That leads me to the odd experience I had last week. While driving home from a solitary out of town shopping trip. I was throwing a serious pity party for myself about how few friendships I have, the type of friends who you make plans with, have traditions and regular events with. I have people for dinner, and friends who are there if I need someone, but this is the first time in my life that I have not had a tribe, for lack of a better word.
Anyway, I was deep in feeling sorry for myself while driving, and I was considering if I should go back to Sunday school, with the caveat that I don’t believe, but I basically care about the people. I was thinking about whether Sunday school would make a difference in my social connectiveness, when my phone rang.
It was my Sunday School teacher. I haven’t talked to her in nearly a year. The class is going out for dinner in two weeks, and they wanted to make sure I was invited. I immediately said I will be there, and we chatted for about a half hour.
If I had any inkling of religion left, I would see the timing as divine intervention. As I was considering whether I need to return to church for social reasons, my phone rang and it was my church. I’m still amused by the coincidence.
But there are no coincidences — that was drilled into me for years. Everything that happens is God trying to communicate with us. Decades of indoctrination and quasi-belief do not fade easily, but at this point, I can appreciate amusing irony without feeling the hand of God slipping into my head. Or so I thought.
Then yesterday I was driving home again, and I clicked on my podcast app to hear the next Freakonomics podcast in the series I was listening to. Apparently I misclicked in the dark at a stop light and choose a pagan podcast by mistake. It was short, entertaining and thoughtful, so I kept it on. As I pulled into my driveway, the hosts of the podcast closed with what they called their guiding principle: There are no coincidences.
At this point, any of my Christian friends would emphatically argue that God is trying to get a message to me. Some of my “spiritual but not-quite-Christian” friends would probably agree. My couple of pagan/New Age friends would earnestly suggest that I draw the energy I need towards me, so even if I do not want to attend church, I may need those people in my life.
But what do I believe? Years of experience, research and thought is not canceled out by an ironically timed phone call during an isolated pity party. There is no Charleton-Heston-esque whisper luring me back to the faithful flock. Deciding I believed again, or even allowing myself the easy luxury of pretending to believe again, would have some psychological pay-off. Sinking into the structure of Sunday morning church, maybe even joining a church choir — that would be easy, and I have faked it before. The story of my faith being renewed by a phone call would light up my congregation, or a new congregation if I changed churches (which, as a former United Methodist, I would have to do because of their current LBGTQ issues). I could be an inspirational anecdote!

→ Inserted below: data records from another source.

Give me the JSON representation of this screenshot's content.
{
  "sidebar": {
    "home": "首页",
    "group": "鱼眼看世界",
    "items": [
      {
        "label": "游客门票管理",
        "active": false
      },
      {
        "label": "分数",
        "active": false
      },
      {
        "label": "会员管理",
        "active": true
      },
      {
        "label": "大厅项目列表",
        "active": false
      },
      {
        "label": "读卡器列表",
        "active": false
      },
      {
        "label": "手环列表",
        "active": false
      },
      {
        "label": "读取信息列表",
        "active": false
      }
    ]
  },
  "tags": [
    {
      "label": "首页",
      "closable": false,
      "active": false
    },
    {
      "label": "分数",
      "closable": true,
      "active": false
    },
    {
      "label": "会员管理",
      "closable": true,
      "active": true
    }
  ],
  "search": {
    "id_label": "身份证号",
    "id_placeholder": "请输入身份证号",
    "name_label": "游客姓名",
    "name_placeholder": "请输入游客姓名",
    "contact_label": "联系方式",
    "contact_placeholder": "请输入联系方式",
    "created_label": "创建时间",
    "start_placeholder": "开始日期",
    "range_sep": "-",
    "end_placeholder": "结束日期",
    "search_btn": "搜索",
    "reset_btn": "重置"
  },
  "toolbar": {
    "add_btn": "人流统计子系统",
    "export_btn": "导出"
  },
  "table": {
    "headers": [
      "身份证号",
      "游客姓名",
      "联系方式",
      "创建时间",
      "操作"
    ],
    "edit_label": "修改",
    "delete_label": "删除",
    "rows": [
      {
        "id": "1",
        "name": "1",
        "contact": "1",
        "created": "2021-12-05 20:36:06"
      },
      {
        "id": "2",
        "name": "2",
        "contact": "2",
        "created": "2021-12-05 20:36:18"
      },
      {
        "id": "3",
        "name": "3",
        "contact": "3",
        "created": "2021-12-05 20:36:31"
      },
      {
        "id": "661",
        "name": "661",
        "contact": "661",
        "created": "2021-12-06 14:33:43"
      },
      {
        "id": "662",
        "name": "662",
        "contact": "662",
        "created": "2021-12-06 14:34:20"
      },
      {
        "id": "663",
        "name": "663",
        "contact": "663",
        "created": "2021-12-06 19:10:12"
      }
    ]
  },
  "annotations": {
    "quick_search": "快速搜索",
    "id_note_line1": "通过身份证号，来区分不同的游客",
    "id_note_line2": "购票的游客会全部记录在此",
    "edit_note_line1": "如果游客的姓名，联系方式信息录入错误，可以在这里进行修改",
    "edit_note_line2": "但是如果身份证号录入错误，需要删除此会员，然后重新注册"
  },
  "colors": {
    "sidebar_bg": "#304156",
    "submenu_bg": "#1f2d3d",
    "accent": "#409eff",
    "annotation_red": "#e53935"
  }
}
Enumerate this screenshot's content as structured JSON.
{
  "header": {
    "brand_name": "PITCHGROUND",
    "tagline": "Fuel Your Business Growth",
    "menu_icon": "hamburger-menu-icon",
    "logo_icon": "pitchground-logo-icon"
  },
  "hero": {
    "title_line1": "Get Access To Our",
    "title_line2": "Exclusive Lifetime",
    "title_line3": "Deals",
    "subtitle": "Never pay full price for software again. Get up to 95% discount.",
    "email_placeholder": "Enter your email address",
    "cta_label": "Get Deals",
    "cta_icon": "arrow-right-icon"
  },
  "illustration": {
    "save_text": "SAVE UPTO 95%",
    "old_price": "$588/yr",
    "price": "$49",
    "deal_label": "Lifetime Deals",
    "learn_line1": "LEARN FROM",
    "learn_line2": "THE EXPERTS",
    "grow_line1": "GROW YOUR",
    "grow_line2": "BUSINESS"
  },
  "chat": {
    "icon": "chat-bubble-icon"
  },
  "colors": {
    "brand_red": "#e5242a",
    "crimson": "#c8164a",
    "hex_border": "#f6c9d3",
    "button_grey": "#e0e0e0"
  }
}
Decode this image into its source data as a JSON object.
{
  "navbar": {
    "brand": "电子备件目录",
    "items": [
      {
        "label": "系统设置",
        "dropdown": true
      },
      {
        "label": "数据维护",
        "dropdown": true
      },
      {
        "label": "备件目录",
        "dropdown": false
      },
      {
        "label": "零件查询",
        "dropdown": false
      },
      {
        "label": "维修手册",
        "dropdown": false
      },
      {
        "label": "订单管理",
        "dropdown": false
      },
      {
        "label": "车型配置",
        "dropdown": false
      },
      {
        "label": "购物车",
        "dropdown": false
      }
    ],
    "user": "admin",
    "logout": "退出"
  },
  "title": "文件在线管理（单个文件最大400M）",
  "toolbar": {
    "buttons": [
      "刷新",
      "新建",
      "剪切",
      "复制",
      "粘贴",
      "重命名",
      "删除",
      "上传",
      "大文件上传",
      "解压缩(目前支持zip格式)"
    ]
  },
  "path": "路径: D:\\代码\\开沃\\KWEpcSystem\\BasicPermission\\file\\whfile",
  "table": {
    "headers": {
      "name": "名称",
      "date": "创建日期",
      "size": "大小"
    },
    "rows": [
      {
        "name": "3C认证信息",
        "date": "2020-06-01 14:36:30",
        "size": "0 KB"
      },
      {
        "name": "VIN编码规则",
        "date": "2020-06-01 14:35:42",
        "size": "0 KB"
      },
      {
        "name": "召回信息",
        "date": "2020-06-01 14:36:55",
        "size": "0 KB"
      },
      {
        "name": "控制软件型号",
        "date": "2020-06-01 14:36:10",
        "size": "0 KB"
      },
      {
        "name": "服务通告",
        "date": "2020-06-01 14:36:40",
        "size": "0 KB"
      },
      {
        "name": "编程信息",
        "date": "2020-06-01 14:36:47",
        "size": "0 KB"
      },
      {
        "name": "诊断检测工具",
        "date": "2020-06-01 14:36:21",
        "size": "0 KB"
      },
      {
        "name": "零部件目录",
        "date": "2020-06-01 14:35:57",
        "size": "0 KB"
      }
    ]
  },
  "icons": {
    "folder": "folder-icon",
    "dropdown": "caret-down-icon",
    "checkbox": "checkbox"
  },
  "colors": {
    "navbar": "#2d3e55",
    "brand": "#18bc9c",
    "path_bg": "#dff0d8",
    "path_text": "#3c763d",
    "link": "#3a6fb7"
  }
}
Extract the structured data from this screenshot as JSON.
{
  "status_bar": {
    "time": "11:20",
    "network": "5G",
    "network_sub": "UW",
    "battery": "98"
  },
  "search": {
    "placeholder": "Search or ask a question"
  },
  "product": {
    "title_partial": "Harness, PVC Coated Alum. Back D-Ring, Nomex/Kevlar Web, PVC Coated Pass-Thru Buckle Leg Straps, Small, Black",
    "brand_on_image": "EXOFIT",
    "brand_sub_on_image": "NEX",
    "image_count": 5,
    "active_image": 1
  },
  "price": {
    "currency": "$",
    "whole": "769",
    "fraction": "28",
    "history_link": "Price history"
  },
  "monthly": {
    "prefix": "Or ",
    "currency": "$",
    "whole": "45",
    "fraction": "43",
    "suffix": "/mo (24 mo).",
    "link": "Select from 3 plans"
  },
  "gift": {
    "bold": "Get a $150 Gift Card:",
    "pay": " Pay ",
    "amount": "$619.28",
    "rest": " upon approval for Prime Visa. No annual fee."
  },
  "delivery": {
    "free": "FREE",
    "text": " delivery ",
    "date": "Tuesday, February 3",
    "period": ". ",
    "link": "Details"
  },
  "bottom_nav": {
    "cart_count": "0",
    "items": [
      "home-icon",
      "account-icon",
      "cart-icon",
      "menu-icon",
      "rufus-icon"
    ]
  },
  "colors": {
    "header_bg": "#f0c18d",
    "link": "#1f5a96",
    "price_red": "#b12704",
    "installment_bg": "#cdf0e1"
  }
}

But..I do not have the joy, joy, joy, joy down in my heart, and I do not believe the B-I-B-L-E is the book for me. Lot’s wife turning into a pillar of salt is a terrific morality tale, but impossible. And me walking into a church as if I’m returning back to my true faith…that is not happening either, despite a phone call inviting me to dinner.